Pull up a chair and join me for an episode of Goin’ Fishin’, Maryland Public Television’s (MPT) first nature program! Produced in 1971 as part of a partnership with the Maryland Fish and Wildlife Administration, Goin’ Fishin’ will give you a simulated break from quarantine, appealing to both your inner sportsman and desire to be outside. Goin’ Fishin’ stars fish enthusiast Joe Reynolds, whose depth of fish knowledge is matched only by the length of his sideburns. Goin’ Fishin’ juxtaposes good old fashioned fish talk with gorgeous shots of scenic Maryland. Combine that with composer Donald Swartz’s score of mellow keyboard and woodwinds and you’ve got what may quite possibly be the most relaxing show ever made. It’s perfect pandemic watching: soothing, visually arresting, and just the right amount of quiet.
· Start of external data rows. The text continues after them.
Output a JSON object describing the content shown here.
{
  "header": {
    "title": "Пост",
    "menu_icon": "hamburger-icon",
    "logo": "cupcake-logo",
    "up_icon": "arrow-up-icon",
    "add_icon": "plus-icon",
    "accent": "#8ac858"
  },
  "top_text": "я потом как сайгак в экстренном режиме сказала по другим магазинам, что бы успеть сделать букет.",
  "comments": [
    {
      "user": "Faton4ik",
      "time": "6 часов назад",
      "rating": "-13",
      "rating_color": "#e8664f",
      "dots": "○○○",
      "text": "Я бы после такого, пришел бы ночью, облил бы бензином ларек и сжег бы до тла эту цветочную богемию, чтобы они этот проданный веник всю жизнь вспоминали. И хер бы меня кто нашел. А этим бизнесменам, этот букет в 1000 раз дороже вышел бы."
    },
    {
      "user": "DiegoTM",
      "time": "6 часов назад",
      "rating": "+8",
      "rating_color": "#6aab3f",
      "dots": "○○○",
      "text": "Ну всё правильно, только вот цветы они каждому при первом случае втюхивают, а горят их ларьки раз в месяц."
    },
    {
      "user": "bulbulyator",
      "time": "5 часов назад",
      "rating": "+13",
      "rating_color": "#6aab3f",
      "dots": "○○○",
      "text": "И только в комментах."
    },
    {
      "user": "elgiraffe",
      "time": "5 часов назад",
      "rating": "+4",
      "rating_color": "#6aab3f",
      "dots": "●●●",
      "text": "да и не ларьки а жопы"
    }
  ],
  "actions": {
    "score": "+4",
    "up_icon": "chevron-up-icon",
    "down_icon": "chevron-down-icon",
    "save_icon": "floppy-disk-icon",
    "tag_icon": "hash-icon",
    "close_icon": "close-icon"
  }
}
The February 1971 episode found in our Digital Collections features special guest Earl Shelsby, outdoor columnist for the Baltimore Morning Sun, and gives viewers the inside track on fishing for striped bass, tackle and where to find the goods. After Joe Reynolds talked some tackle, the scene shifted to the great outdoors, giving my quarantine-laden eyes a much needed dose of nature.
Reynolds and Shelsby hit the Susquehanna, a 444-mile river that can be spotted in the map above, coming south from Pennsylvania, just east of Baltimore County. The fisherman started their day at Wagontop, a breathtaking and strange location described as a “rock nightmare” due to the large, smooth rocks scattered throughout the water. Advising bass-seeking viewers to drop their lines where fast water dips into a pool, the two fishermen created a tableau of yellow and orange jackets against the blue of the sky. Don’t know a striped bass from a yellow perch? These images from the United States Government Posters Collection in our digital collections will help.
With the heat, the hurricane and the pandemic, Goin’ Fishin’ is just about your next best option to regular summer programming. Let the soundtrack soothe your hot and weary mind.
To learn more about Maryland Public Television’s Nature and Environmental Programming, please check out our online exhibit!
Emily Moore is a second-year MLIS student with a background in art and theory. In addition to her role as a student assistant at Special Collections and University Archives, she works as the Archival Assistant at the National Museum of Women in the Arts.